If I had a dollar for every time I prayed for you, I’d probably pray for you more.
There is an idea floating around that if a pastor prays for you, you will be granted your request. I’m not sure where this comes from. Perhaps some sort of notion that pastors have an “in” with God more than the average layman.
People ask me to pray for them frequently. I do pray for them, but I doubt I pray for them what they want me to pray, but I do pray.
I pray that people would grow in Christ, that they would stop being distracted by earthly things and pursue spiritual growth. I pray that they would do the right thing, obey God’s Word, and deal with the consequences of doing the right thing in a wrong world. I pray for spiritual things.
I have told my church this many times. When people ask me to pray for their knee pain, I do, and I pray that through this knee pain, whether it stays or goes, it will work out to their spiritual growth. Pain can cause growth, so can the immediate cessation of pain. I can see growth happening either way. So my concern is for spiritual growth; let the knee feel how it’s supposed to in order to facilitate spiritual growth.
Yet people keep asking me to pray that pain would go away. That so-and-so would get healed. That everything would work out and they can come home soon. I continue to pray for spiritual growth and for the power of the Gospel to save souls through these things.
Many years ago I heard a pastor say, “When people ask me to pray for them, I always say ‘yes.’ But sometimes I forget, so then I’d be lying when I told them I would pray for them. So now, when people ask me to pray for them, I say, ‘yes,’ and in my head I pray for them right then. That way I am not lying cuz I prayed for them.”

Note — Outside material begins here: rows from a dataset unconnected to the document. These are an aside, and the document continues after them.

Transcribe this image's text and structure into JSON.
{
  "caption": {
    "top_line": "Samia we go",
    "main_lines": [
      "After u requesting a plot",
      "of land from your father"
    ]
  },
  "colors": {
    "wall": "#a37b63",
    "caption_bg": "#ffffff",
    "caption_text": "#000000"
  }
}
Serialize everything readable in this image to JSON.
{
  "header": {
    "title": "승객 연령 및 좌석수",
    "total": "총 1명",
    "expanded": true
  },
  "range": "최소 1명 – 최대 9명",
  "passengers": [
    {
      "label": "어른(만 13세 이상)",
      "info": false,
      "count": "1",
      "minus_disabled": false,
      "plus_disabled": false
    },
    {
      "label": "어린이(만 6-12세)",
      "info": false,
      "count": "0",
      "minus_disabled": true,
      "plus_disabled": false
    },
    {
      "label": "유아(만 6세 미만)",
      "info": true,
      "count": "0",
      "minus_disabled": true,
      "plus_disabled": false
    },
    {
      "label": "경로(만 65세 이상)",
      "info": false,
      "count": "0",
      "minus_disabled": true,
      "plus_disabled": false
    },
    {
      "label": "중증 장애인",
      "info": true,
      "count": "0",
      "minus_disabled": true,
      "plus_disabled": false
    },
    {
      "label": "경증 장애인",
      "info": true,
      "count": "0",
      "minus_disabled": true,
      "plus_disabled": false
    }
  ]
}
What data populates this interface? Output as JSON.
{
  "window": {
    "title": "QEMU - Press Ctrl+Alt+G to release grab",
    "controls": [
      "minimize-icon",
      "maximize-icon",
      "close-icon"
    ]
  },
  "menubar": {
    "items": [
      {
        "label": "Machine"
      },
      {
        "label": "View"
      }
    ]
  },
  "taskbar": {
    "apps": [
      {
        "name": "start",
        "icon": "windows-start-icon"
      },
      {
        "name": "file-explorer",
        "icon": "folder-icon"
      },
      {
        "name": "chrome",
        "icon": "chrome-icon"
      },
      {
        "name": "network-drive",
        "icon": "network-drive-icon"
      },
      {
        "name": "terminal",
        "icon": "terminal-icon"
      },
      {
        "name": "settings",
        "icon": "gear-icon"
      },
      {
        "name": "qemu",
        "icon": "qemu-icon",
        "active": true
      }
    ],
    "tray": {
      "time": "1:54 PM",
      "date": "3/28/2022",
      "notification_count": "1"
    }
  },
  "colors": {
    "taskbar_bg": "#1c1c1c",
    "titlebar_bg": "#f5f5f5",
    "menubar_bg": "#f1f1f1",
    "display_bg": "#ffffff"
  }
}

That’s not bad advice. I’ve done it many times myself. Pray before I forget. But it’s also funny how we would forget to talk to our Creator and Lord about someone’s sincere desire for prayer!
But there are people who push the issue. Like, several times a week they contact me to pray for some weird thing, and there’s always a weird thing. It’s strange how those who want me to pray for them all the time keep having problems! You would think this would be a hint!
“Hey look, people who never call me to pray for their problems, seem to have fewer problems than you who are obsessed with having me pray for your problems.”
And, if they don’t personally have problems, they will tell me everyone else’s problems.
“My aunt’s, brothers, grandma’s, nephew lost his job. Can you pray he would find work soon?”
Yes, it is a bummer that people lose jobs. I will pray if I agree to pray, and I will pray that “the aunt’s brother’s grandma’s something something, whatever it was, you know Lord, you were there, will find the Gospel and grow in Christ through this challenge.”
I don’t even remember my wife’s health problems, go ahead, ask her, she knows I don’t remember such things. So, no, I will not remember your distant relative, their name, their relation to you, nor the disease they have. Not only because I don’t remember such things because I’m male, but also because ten other people are telling me diseases and relatives and stuff. I get them all mixed up.
I do not know what to pray for as I ought. The Spirit makes intercession, for which I am glad, as should you. Prayer is a cool thing. We should all do it more. What to pray for? I have no idea. Who I’m praying for? Probably don’t remember. But prayer is part of the pastor’s job and, you are, in fact, getting paid to do it. Do it.
Likewise the Spirit also helpeth our infirmities: for we know not what we should pray for as we ought: but the Spirit itself maketh intercession for us with groanings which cannot be uttered.